- _Aim of the exercise_: Go through the records below and show every line with the string "icon".

- _Given records_:

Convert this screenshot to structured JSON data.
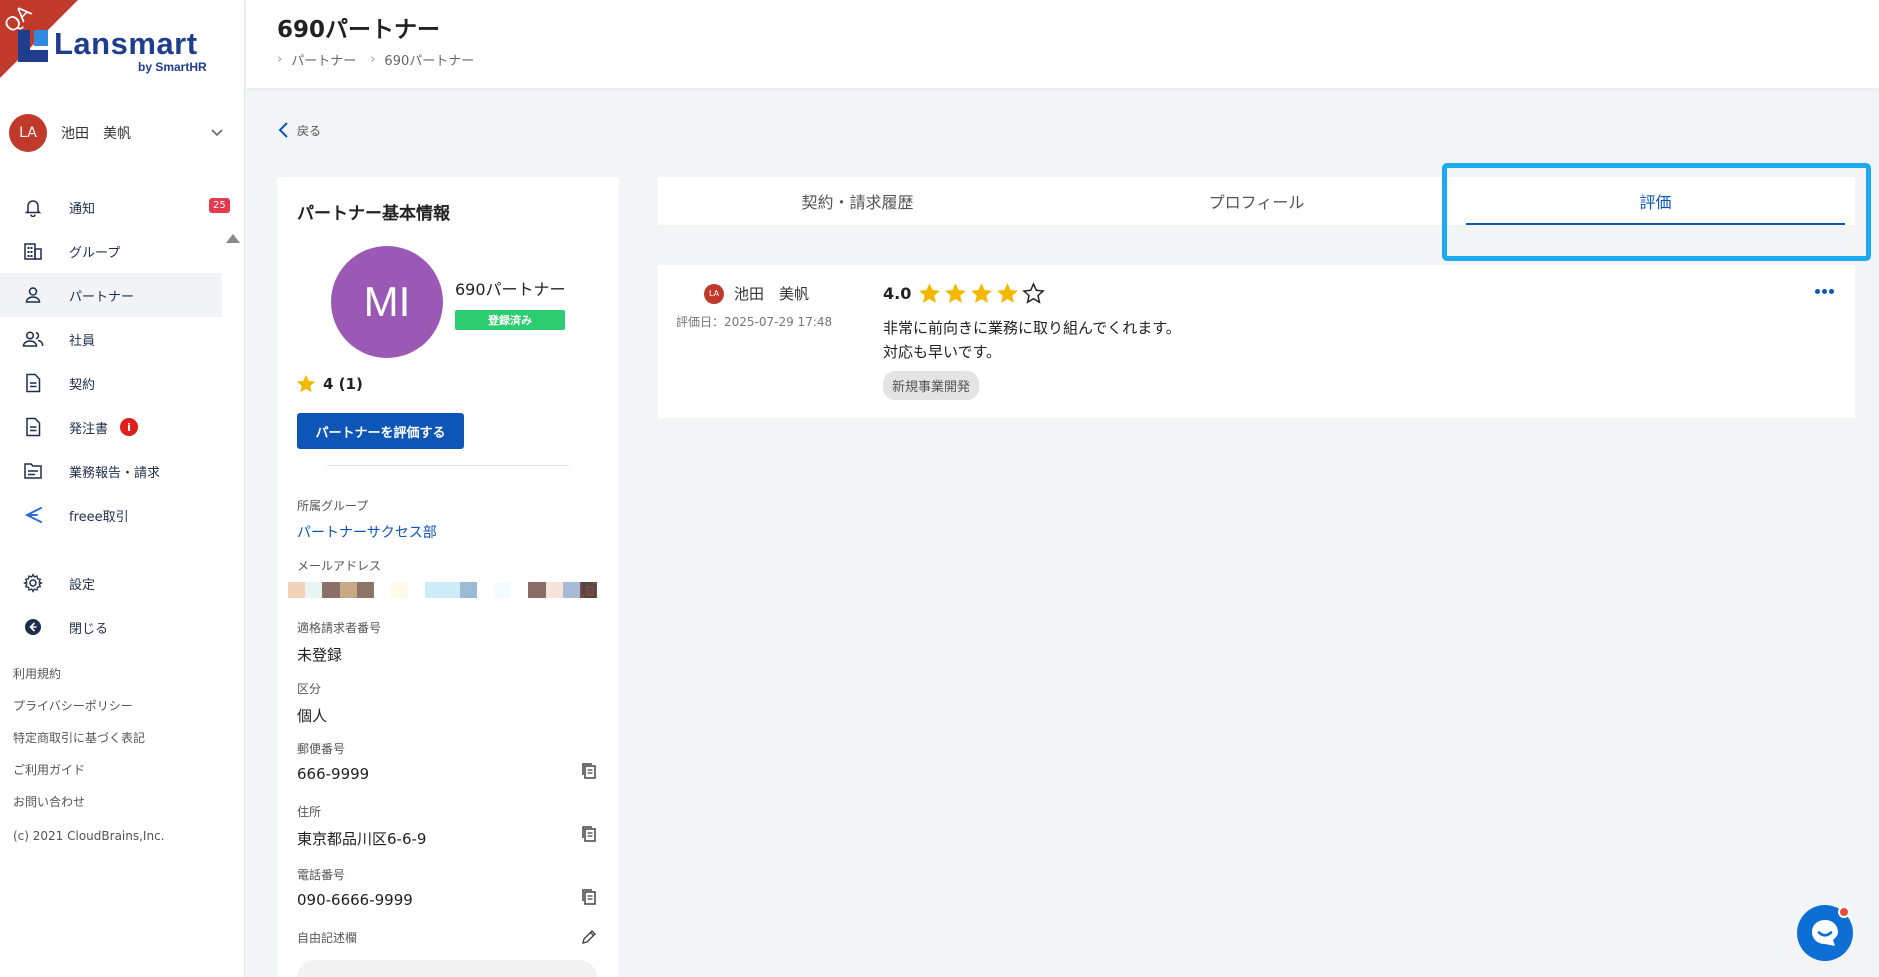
{
  "env_ribbon": "QA",
  "brand": {
    "name": "Lansmart",
    "sub": "by SmartHR"
  },
  "user": {
    "initials": "LA",
    "name": "池田　美帆"
  },
  "nav": [
    {
      "key": "notice",
      "label": "通知",
      "icon": "bell-icon",
      "badge": "25"
    },
    {
      "key": "group",
      "label": "グループ",
      "icon": "building-icon"
    },
    {
      "key": "partner",
      "label": "パートナー",
      "icon": "person-icon",
      "active": true
    },
    {
      "key": "employee",
      "label": "社員",
      "icon": "people-icon"
    },
    {
      "key": "contract",
      "label": "契約",
      "icon": "document-icon"
    },
    {
      "key": "order",
      "label": "発注書",
      "icon": "document-icon",
      "alert": "i"
    },
    {
      "key": "report",
      "label": "業務報告・請求",
      "icon": "folder-icon"
    },
    {
      "key": "freee",
      "label": "freee取引",
      "icon": "freee-icon"
    }
  ],
  "nav2": [
    {
      "key": "settings",
      "label": "設定",
      "icon": "gear-icon"
    },
    {
      "key": "close",
      "label": "閉じる",
      "icon": "close-circle-icon"
    }
  ],
  "footer": {
    "links": [
      "利用規約",
      "プライバシーポリシー",
      "特定商取引に基づく表記",
      "ご利用ガイド",
      "お問い合わせ"
    ],
    "copyright": "(c) 2021 CloudBrains,Inc."
  },
  "header": {
    "title": "690パートナー",
    "breadcrumb": [
      "パートナー",
      "690パートナー"
    ]
  },
  "back_label": "戻る",
  "partner": {
    "section_title": "パートナー基本情報",
    "initials": "MI",
    "name": "690パートナー",
    "status": "登録済み",
    "rating": "4 (1)",
    "eval_button": "パートナーを評価する",
    "fields": {
      "group_label": "所属グループ",
      "group_value": "パートナーサクセス部",
      "email_label": "メールアドレス",
      "invoice_label": "適格請求者番号",
      "invoice_value": "未登録",
      "type_label": "区分",
      "type_value": "個人",
      "zip_label": "郵便番号",
      "zip_value": "666-9999",
      "address_label": "住所",
      "address_value": "東京都品川区6-6-9",
      "phone_label": "電話番号",
      "phone_value": "090-6666-9999",
      "memo_label": "自由記述欄"
    }
  },
  "tabs": [
    {
      "label": "契約・請求履歴"
    },
    {
      "label": "プロフィール"
    },
    {
      "label": "評価",
      "active": true
    }
  ],
  "review": {
    "reviewer_initials": "LA",
    "reviewer_name": "池田　美帆",
    "date": "評価日：2025-07-29 17:48",
    "score": "4.0",
    "stars_filled": 4,
    "stars_total": 5,
    "text_line1": "非常に前向きに業務に取り組んでくれます。",
    "text_line2": "対応も早いです。",
    "tag": "新規事業開発"
  },
  "colors": {
    "primary": "#0d56b8",
    "success": "#2dcc70",
    "star": "#f5b800",
    "badge": "#e53950",
    "highlight": "#1fa9f0"
  }
}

- _The completed task_:
      "icon": "bell-icon",
      "icon": "building-icon"
      "icon": "person-icon",
      "icon": "people-icon"
      "icon": "document-icon"
      "icon": "document-icon",
      "icon": "folder-icon"
      "icon": "freee-icon"
      "icon": "gear-icon"
      "icon": "close-circle-icon"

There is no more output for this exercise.